Community is God’s Answer to Discouragement and Defeat

“If either of them falls down, one can help the other up. But pity anyone who falls and has no one to help them up” Ecclesiastes 4:10 (NIV). You can try, but you can’t live life well on your own. We all need other people to walk with us, work with us, and watch out for us. Community is God’s answer to discouragement and defeat. The following is my testimony how community helped me in a time of economic recession and unemployment.

Thursday morning, October, 2010, was first time I attended the Men’s Ministry at Saddleback Church and I was in for a treat. I was told that Pastor Rick Warren would announce the new church campaign called “Decade of Destiny” to the men and then to the rest of the church later that weekend.

The worship center was electric with 1800 men in attendance. Rick sat on the stage with his feet dangling over the edge and we were given a heart to heart talk about the needs of the community. We were told that, when facing troubled times, the best way to help yourself is to help others with their problems and in the process your problems wouldn’t seem so great.

Sounds simple enough so I returned the following week to see what a regular Men’s Ministry was like. The same 1800 men showed up and we sat at tables instead of rows which is a great way to make new friends in a crowd of new faces. Kenny Luck, the Men’s Ministry leader, gave a riveting talk on the destructive nature of isolation in times of emotional or spiritual hurt and pain.

A few weeks later everything was going great until I met a guy that I’ll call Bob who was recently laid off. Everyone knew Bob and he would tell anyone who would listen about all the problems he was having and several men would peel off a $50 or a $100 bill to help him and his family get through another week. Their overwhelming generosity confused me. I mean, didn’t Bob have any pride? Didn’t the men see that they were being played? Was the church aware of what was going on?

I was appalled enough to start standing on the sidelines or sometimes higher up on the bleachers when the meeting was over just to watch what was going on. I discovered many guys were offering hugs, prayer, encouragement, and assistance to other men who had lost everything, including their wife and kids. Years later I discovered that up to half of the men attending were unemployed. Men’s Ministry was a community of men helping other men and I was hooked.

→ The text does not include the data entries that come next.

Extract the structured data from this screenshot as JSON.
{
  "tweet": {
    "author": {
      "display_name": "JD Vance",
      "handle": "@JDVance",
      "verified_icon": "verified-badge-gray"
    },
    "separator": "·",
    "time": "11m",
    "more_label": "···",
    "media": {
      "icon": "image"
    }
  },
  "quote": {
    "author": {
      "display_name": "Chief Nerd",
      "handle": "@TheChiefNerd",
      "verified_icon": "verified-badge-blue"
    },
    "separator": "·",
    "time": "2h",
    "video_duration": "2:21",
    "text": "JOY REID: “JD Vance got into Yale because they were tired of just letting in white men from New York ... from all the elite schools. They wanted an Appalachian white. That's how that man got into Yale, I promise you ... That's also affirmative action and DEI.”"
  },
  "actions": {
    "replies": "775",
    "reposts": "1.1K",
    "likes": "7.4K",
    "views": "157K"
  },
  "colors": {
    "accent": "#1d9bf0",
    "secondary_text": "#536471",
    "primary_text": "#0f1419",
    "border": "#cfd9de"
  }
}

It wasn’t until I heard the phrase “no longer with us” for the first time that I realized we were in a life and death struggle over the economy. I asked my friends if it meant what I thought it meant. It took a couple of minutes but the guy next to me in a hushed voice explained that for the last two years Men’s Ministry was losing people to suicide. That got my attention! Here’s a problem bigger than my situation and the first thing I thought was what can I do to help?

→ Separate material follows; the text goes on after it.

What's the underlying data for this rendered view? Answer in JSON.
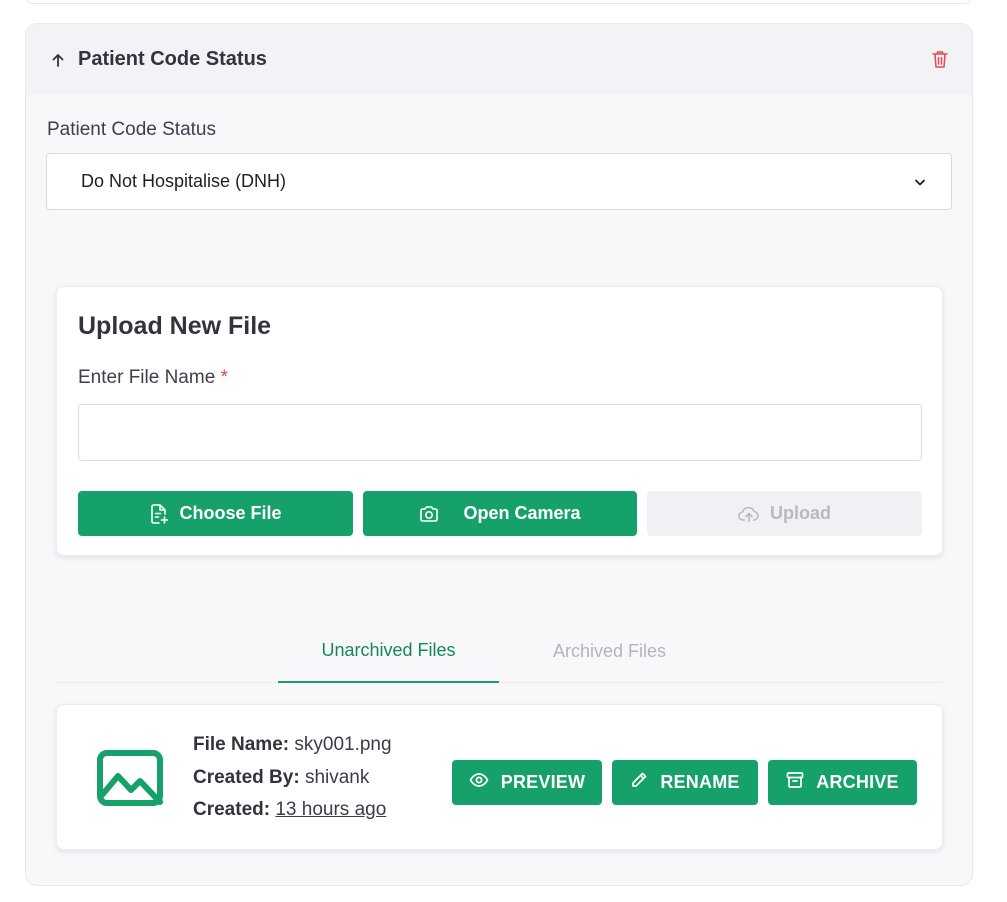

Two weeks later Kenny announced that two men were “no longer with us” and one of them was his personal friend. There was a collective moan in the crowd, the moment was heavy and many men left the building unable to process what was going on. It took a while but Kenny composed himself and carried on with his message. I admired his courage.

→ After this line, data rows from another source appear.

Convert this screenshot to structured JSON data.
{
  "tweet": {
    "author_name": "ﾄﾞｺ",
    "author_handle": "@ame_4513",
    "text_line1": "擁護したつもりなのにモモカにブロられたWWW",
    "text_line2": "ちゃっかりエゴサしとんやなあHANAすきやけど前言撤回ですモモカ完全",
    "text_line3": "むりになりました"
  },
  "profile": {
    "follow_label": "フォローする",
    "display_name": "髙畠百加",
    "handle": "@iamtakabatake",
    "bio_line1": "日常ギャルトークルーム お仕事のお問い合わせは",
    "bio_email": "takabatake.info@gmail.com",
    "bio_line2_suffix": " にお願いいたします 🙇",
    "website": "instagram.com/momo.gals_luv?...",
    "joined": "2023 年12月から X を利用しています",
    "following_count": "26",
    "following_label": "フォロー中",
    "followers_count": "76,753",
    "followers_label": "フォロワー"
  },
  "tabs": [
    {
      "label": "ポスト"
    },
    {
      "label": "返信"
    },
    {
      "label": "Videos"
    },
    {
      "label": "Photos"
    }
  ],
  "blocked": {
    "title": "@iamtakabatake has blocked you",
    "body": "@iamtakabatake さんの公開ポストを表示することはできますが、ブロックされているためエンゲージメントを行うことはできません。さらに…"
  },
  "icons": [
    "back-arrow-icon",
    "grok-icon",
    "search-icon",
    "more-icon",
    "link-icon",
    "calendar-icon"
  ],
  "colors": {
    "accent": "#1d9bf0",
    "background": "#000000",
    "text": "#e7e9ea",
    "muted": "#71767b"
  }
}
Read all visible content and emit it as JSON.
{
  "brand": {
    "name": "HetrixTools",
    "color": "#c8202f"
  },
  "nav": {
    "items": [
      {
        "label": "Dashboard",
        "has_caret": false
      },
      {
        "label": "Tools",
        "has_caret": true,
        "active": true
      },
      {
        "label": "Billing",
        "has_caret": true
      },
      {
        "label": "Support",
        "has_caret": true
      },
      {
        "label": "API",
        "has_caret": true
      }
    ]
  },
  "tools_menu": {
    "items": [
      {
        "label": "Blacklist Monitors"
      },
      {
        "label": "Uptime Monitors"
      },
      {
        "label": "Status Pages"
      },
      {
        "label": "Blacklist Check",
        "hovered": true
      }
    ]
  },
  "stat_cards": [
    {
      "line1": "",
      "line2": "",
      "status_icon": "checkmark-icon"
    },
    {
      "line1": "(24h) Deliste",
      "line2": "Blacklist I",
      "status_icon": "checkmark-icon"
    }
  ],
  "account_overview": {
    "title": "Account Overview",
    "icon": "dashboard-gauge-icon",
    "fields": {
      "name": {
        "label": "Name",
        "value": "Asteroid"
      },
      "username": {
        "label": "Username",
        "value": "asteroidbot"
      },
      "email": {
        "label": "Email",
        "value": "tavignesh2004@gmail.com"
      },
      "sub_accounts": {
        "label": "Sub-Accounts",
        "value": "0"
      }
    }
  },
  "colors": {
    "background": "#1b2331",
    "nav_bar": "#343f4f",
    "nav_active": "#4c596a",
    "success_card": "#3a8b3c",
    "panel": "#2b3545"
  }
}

I thought how bad is bad? I decided to take a deeper look into other ministries like Celebrate Recovery and the Career Center. I met a lot of people and was on the front line many times doing my part to help people move all their possessions to a storage unit or to be a friend and really listen to what they were

going through. I was still busy looking for a job but no longer discouraged. I had hope in the face of adversity. I had friends I could relate to. I wasn’t alone.

Rick Warren wrote: Each one of us needs other people to watch out for us — to defend us, protect us, and help us stay on track. In the book of Philippians, the apostle Paul tells us that we should look out for each other’s interests, not just our own. What a countercultural verse! In America today, it’s all about me — my needs, my interests, my wants, and my ambitions. But Paul teaches us to look out for others, too.

“In humility value others above yourselves, not looking to your own interests but each of you to the interests of the others.” (Philippians 2:3-4 NIV)

During the worst recession/depression in our generation I found peace in helping others. Years later, I am now able to celebrate knowing that God was with me every step of the way. I experienced the value of community during a time of discouragement and I hope this helps explain why I am so optimistic about the community in and around Christ Community Church.

The only thing that stays the same in life is change, so how about you?
How are you dealing with your season of change?
Are you willing to take a small step out of what you are going through?
How about getting started with the “Love Buena Park” event, Saturday, May 4?

Remember: The best way to help ourselves is to help others.


John Offringa

John has been serving Christ Community Church in volunteer leadership positions since 1999 and his primary focus was in Men’s Ministry, One Hope Toy Drive, and Campus Care.  His newest passion is to raise the evangelistic temperature of our church by helping others shape a relational and natural approach to sharing the good news of Jesus Christ through Organic Outreach.  John is married to Cindy Offringa, our Family Pastor.  Together they raised five children and have been blessed with fourteen grandkids and one great grandchild.